Section 21(6) states that if there are more than four dwellings then the summary must be certified by a qualified accountant who is also a Registered Auditor. The use of the term auditor is unhelpful in this case as it can be confusing to a lessee or tenant, as the preparation of an accountants certificate for this report is in no way comparable to the level of scrutiny required for a financial inspection audit.
Not surprisingly then, this has led to debate within the property management sector that the reporting demanded by this section of legislation is now outdated and unhelpful and has been superseded by best practice guidance in the form of Tech 03/11 from The Institute of Chartered Accountants in England and Wales.
Members of the Royal Institute of Chartered Surveyors (RICS) or of the Association of Residential Managing Agents (ARMA) are required to adhere to this guidance anyway, though breaches of it are not currently classed as a criminal offence.
The following is a summary of the best practice in this guidance.
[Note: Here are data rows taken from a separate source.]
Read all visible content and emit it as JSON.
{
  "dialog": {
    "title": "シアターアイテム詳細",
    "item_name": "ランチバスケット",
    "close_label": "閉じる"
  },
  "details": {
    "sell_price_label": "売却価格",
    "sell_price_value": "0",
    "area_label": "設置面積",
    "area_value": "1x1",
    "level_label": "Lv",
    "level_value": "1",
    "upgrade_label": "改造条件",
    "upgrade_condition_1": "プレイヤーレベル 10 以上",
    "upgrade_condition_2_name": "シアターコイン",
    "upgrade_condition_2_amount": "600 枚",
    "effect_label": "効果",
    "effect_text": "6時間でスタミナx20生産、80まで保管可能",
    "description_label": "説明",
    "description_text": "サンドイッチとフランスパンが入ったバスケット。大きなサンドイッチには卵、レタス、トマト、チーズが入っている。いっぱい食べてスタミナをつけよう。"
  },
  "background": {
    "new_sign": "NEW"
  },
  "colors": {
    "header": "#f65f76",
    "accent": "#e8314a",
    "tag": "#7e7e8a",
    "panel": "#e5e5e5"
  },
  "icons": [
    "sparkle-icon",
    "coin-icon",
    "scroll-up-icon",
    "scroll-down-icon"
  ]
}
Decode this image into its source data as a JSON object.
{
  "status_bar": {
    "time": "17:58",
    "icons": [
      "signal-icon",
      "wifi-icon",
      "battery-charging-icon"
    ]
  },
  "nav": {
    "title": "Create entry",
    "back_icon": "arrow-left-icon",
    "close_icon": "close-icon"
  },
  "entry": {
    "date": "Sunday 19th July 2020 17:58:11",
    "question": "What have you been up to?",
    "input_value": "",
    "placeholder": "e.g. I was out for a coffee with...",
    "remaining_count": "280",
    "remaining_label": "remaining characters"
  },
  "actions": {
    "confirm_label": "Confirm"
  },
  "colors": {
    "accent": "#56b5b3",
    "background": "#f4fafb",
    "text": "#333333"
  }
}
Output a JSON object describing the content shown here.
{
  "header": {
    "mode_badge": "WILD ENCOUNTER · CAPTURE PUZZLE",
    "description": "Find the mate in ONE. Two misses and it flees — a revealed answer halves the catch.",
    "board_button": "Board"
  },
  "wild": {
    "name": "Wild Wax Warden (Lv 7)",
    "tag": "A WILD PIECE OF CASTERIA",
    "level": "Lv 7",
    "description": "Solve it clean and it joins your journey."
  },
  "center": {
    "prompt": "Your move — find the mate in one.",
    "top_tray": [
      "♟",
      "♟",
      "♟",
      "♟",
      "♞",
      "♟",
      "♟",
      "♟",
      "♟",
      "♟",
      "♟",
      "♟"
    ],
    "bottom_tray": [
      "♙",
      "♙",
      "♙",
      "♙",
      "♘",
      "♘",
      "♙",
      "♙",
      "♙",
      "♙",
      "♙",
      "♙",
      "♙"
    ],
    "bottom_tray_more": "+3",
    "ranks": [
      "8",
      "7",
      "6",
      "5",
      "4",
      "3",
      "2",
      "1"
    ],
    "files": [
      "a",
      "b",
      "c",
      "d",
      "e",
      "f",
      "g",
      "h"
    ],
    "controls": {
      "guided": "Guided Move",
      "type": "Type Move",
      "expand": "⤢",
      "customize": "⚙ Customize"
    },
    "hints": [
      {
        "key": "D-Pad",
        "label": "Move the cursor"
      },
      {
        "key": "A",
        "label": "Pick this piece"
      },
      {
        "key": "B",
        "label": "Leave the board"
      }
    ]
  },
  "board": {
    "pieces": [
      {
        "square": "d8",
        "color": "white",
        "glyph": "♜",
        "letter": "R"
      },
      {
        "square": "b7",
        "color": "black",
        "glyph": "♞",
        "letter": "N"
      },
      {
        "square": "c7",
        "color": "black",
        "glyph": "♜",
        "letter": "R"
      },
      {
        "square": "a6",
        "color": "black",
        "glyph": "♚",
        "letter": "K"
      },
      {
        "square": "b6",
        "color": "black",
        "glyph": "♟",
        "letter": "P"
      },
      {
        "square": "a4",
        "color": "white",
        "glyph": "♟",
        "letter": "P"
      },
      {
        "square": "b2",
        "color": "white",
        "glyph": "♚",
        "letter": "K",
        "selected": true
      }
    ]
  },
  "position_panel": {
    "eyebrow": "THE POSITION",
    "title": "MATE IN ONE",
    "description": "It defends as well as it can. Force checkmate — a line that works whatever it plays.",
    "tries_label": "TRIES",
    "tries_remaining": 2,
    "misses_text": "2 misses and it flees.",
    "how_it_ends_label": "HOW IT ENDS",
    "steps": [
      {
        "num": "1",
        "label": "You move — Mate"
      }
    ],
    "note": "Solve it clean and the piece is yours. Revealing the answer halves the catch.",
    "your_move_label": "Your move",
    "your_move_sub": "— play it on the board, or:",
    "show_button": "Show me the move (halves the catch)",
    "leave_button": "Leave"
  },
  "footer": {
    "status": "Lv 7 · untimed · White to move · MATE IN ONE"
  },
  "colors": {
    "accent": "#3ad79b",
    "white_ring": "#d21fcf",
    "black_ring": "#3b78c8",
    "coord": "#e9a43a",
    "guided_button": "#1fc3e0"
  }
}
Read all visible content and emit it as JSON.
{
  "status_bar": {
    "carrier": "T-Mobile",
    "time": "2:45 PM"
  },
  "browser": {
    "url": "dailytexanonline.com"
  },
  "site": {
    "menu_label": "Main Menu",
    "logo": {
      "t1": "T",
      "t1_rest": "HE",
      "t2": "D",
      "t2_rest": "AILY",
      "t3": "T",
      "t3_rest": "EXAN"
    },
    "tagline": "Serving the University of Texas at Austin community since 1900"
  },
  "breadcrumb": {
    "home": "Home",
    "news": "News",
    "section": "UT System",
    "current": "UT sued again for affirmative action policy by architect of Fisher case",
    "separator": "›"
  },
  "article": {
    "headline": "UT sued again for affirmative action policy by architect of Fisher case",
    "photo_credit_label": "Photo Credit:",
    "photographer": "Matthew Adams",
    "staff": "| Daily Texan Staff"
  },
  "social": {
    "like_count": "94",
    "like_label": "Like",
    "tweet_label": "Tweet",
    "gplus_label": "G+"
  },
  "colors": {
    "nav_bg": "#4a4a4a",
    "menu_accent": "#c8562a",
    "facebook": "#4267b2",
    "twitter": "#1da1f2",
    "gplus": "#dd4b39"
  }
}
For more details see our resources section where there is a complete copy of the technical release.
- If the lease/tenancy agreement sets out the way in which service charges are to be accounted for, who shall certify or approve the accounts, the costs that can be recovered and the periods of time for which accounts should be prepared, then the requirements of the lease must be followed.
- Service charge monies paid by lessees are trust monies and should be held in ring fenced designated bank accounts (s42, Landlord and Tenant Act 1987).
- A landlord or managing agent need not have a separate bank account for each property/scheme unless the lease requires one. But the funds for each property or scheme must be separately identifiable as it is a breach of trust to use service charge monies from one property/scheme to pay the bills of another or of the landlord.
- All lessees paying variable service charges should receive an annual service charge statement from their landlord or residents’ management company (RMC) (including right to manage companies (RTMCo)) within six months of the end of the accounting year.
- The annual statement should include an income and expenditure account and a balance sheet and be prepared on an accruals basis. This guidance includes an illustrative example of a service charge statement (Section 2).
- All annual statements of account should be subject to an examination by an independent accountant before issue to lessees (Section 3).
- This Technical Release provides guidance on the two alternative types of examination that may be undertaken by the independent accountant depending upon the terms of the lease. The type of engagement, which should be agreed between the accountant and the client landlord, RMC or their agent, will depend on the terms of the lease and should be proportionate to the size and nature of the property/scheme.
- If the service charge statement is prepared on behalf of an RMC or RTMCo then it should be a separate statement to the annual accounts for the company required to be filed at Companies House.
Morton Baxter are specialists in residential management accountancy and can assist you with all aspects of your financial reporting. Our experienced team will ensure your accounts are filed correctly, on time and meet best practice guidelines. Find out more about how we can help by calling 01565 655331.